**What you are asked to do:**
Every line in the material below that includes "type" should be copied.

**Extracted data:**
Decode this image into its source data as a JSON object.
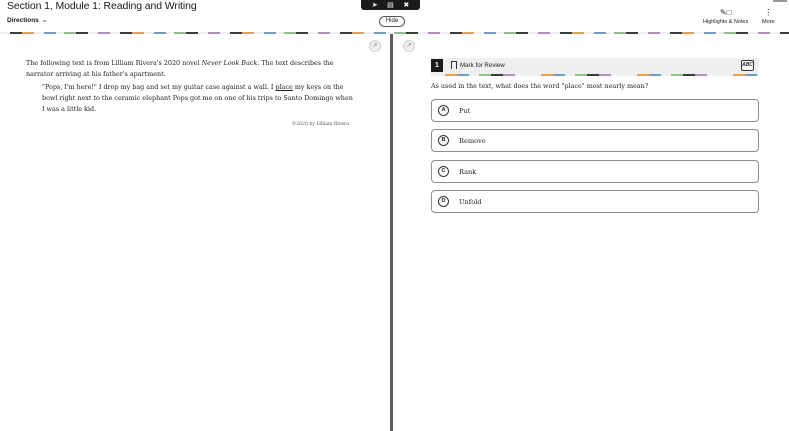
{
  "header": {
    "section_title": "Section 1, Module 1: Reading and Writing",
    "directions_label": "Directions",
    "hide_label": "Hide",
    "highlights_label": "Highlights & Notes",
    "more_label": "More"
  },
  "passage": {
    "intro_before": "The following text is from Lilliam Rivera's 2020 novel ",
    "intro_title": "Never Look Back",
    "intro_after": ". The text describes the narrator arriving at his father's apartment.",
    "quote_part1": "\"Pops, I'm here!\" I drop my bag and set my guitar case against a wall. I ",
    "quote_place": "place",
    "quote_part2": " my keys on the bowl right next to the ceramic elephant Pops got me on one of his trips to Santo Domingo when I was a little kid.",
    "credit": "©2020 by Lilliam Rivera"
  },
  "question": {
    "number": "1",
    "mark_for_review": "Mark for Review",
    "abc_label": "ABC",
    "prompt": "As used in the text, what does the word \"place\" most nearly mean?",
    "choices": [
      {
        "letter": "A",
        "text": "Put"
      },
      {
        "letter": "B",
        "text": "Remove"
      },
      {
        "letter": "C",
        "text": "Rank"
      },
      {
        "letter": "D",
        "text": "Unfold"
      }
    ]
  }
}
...
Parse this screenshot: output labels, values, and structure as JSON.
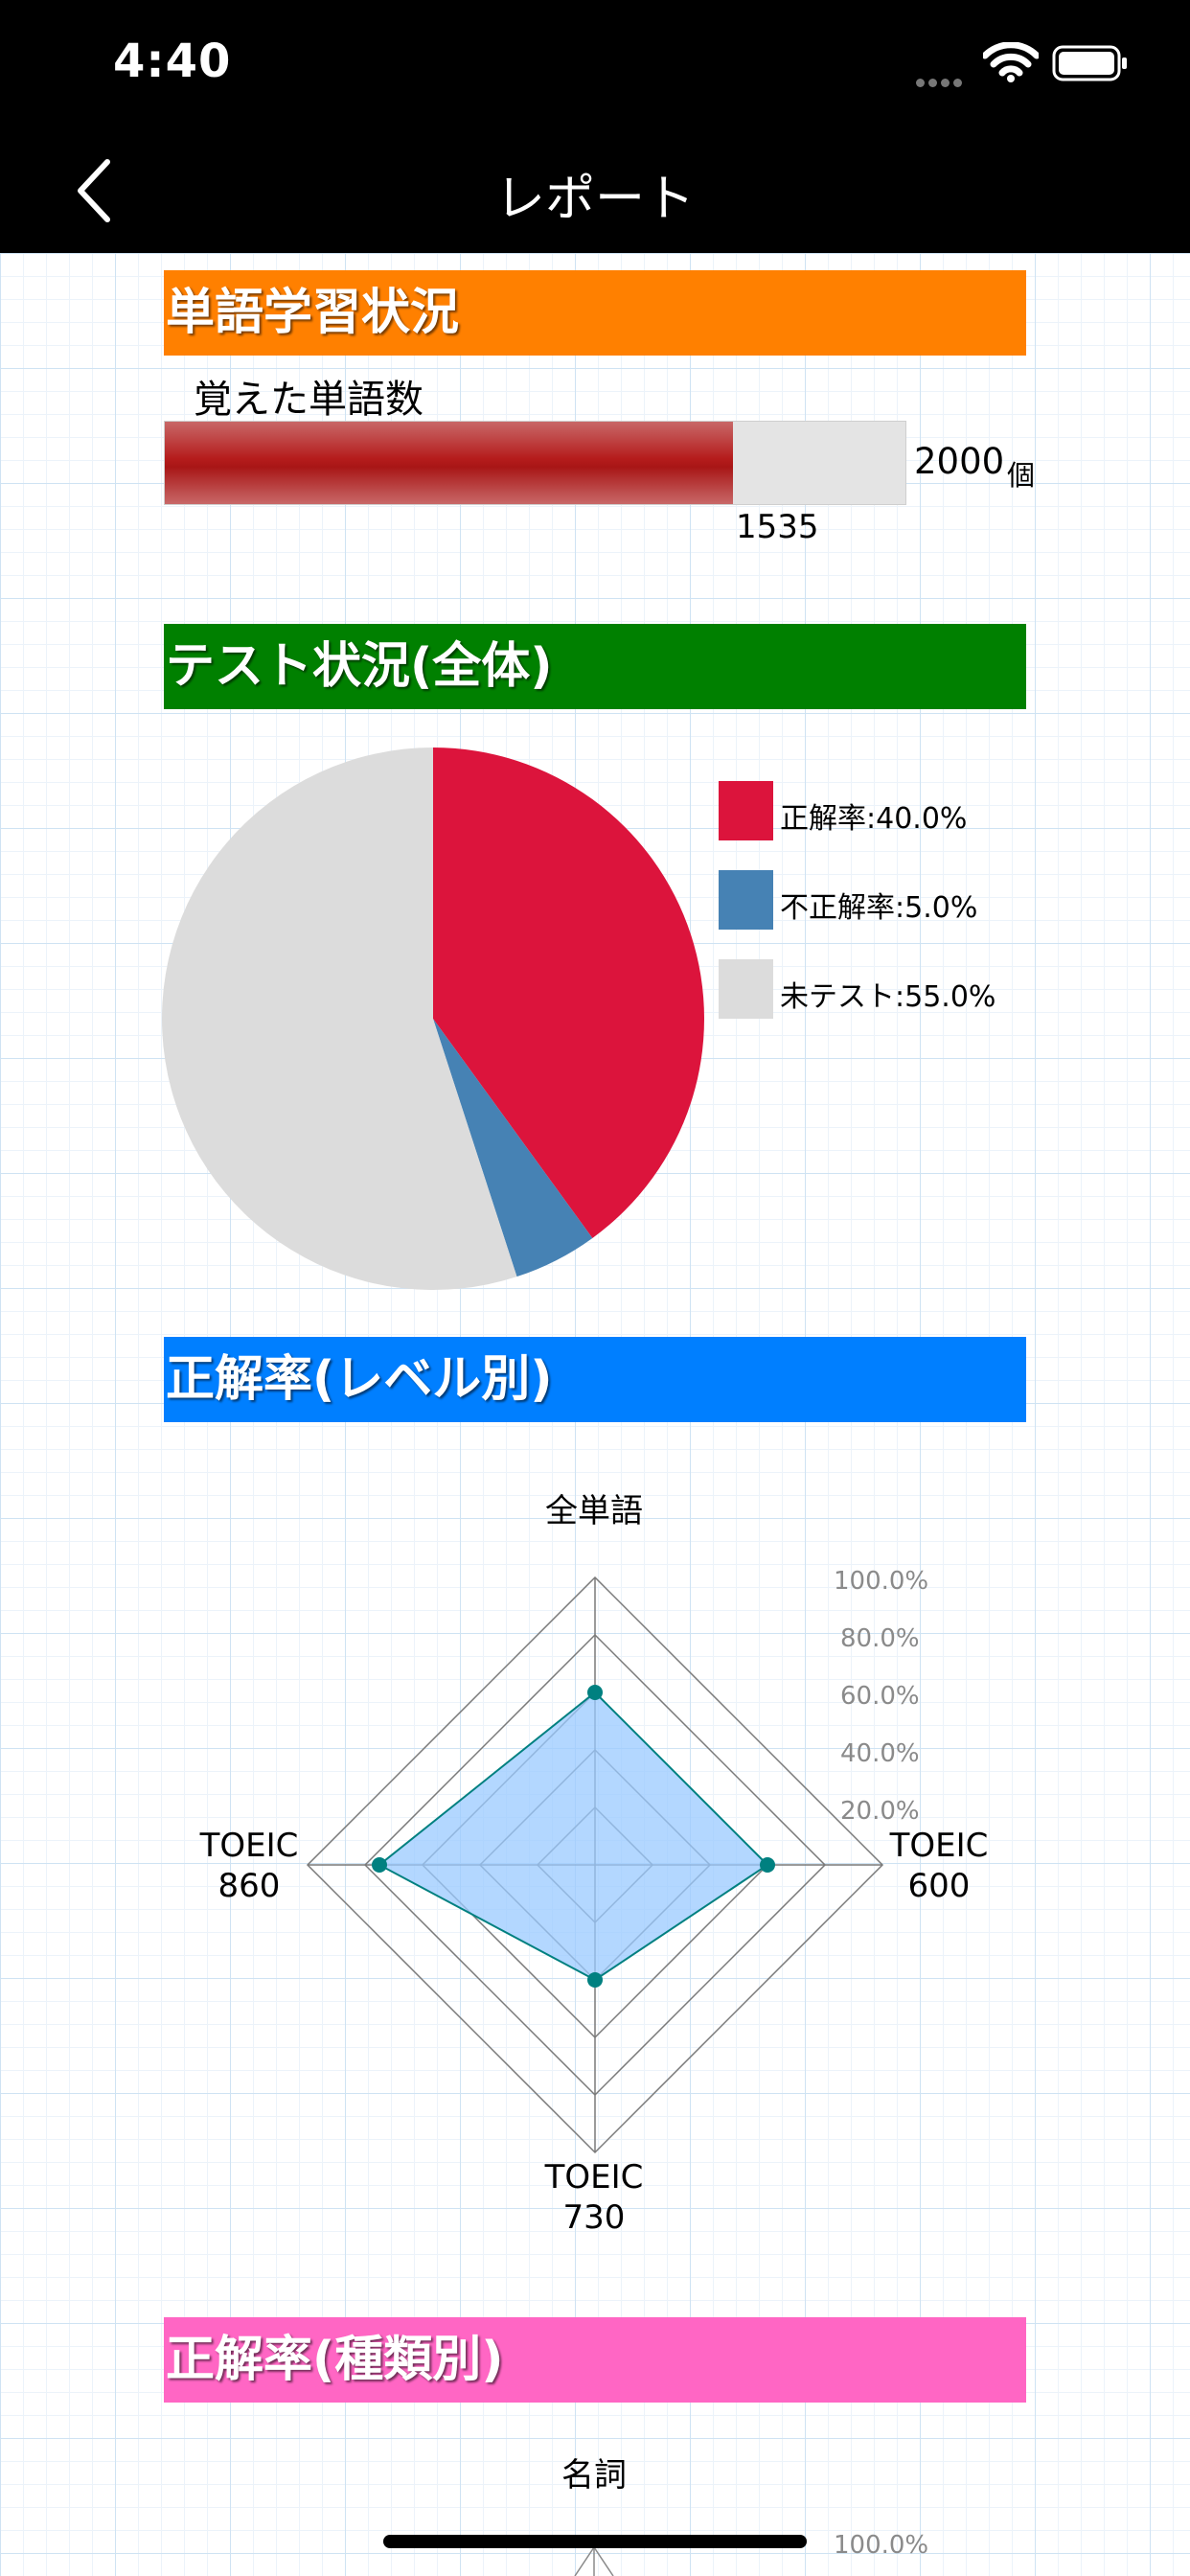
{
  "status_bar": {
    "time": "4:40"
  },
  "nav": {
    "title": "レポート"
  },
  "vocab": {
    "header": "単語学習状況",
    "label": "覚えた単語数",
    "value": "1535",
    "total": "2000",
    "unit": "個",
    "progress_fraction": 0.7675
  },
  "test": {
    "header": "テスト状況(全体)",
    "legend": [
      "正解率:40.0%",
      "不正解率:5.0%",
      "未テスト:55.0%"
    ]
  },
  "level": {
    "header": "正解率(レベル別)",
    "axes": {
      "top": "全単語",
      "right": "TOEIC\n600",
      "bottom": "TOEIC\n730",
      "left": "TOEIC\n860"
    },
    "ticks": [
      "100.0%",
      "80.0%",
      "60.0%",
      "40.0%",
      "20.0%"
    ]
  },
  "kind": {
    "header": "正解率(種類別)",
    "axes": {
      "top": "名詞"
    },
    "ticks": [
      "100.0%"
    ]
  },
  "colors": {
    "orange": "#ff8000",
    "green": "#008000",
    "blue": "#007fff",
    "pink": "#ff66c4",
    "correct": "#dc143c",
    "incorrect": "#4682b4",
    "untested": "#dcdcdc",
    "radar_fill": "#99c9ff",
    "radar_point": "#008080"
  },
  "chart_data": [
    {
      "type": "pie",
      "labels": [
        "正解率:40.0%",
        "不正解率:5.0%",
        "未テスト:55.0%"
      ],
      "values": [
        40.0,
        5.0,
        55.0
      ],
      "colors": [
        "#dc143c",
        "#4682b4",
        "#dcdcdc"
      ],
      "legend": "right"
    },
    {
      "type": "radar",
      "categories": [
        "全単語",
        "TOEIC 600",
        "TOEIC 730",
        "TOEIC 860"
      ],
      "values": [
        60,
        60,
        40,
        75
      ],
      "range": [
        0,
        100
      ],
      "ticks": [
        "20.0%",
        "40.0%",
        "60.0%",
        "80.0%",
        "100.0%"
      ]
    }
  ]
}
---
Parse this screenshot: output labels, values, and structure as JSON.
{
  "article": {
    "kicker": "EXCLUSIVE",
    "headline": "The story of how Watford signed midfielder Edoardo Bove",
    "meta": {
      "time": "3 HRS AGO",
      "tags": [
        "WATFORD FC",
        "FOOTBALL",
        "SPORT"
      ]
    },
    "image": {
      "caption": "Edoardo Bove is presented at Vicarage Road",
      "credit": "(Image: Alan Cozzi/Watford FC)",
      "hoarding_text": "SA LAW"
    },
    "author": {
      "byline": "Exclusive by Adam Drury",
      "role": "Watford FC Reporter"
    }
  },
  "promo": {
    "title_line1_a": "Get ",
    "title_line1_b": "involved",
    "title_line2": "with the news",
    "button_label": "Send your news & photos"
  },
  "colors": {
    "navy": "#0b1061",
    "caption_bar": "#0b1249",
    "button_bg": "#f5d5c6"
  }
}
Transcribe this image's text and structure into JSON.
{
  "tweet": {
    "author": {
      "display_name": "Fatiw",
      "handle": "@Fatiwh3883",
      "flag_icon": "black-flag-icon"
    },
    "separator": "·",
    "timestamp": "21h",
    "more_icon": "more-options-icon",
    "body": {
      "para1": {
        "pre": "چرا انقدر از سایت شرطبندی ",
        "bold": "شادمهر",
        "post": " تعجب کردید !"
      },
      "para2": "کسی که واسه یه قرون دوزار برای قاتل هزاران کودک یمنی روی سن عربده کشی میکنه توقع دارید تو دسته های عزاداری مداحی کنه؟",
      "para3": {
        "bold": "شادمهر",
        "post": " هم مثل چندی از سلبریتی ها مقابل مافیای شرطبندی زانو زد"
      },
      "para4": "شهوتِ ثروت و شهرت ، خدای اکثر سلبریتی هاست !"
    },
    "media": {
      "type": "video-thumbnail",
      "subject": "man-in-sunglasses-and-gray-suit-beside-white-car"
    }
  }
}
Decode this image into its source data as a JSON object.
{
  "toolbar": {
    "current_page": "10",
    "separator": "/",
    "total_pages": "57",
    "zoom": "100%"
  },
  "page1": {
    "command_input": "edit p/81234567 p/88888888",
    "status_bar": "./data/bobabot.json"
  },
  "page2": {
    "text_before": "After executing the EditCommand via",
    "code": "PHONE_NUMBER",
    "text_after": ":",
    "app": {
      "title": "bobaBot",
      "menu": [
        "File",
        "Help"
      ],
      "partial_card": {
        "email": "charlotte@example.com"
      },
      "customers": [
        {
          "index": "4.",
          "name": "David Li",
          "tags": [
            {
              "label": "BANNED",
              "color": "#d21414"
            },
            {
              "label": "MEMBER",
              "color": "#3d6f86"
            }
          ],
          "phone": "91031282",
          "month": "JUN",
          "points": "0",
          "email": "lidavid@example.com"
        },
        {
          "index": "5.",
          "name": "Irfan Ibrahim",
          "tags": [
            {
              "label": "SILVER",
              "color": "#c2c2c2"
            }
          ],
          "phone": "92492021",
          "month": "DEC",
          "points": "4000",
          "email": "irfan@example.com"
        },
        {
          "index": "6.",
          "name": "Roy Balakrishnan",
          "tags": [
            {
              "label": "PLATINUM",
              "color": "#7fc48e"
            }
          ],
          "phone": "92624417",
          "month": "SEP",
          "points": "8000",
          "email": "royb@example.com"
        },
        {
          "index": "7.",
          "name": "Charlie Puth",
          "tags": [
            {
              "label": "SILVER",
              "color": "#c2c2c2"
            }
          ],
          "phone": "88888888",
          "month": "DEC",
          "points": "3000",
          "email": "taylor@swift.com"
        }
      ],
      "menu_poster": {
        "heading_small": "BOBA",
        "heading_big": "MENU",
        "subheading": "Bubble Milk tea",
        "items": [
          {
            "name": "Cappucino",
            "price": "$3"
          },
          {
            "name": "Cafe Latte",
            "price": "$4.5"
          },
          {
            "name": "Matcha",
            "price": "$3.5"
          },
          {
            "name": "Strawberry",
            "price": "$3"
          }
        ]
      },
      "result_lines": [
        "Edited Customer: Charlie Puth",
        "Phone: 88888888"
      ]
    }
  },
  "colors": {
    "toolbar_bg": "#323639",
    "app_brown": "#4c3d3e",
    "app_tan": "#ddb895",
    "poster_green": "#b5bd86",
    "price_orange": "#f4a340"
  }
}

**Task result:**
      "type": "pie",
      "type": "radar",
      "type": "video-thumbnail",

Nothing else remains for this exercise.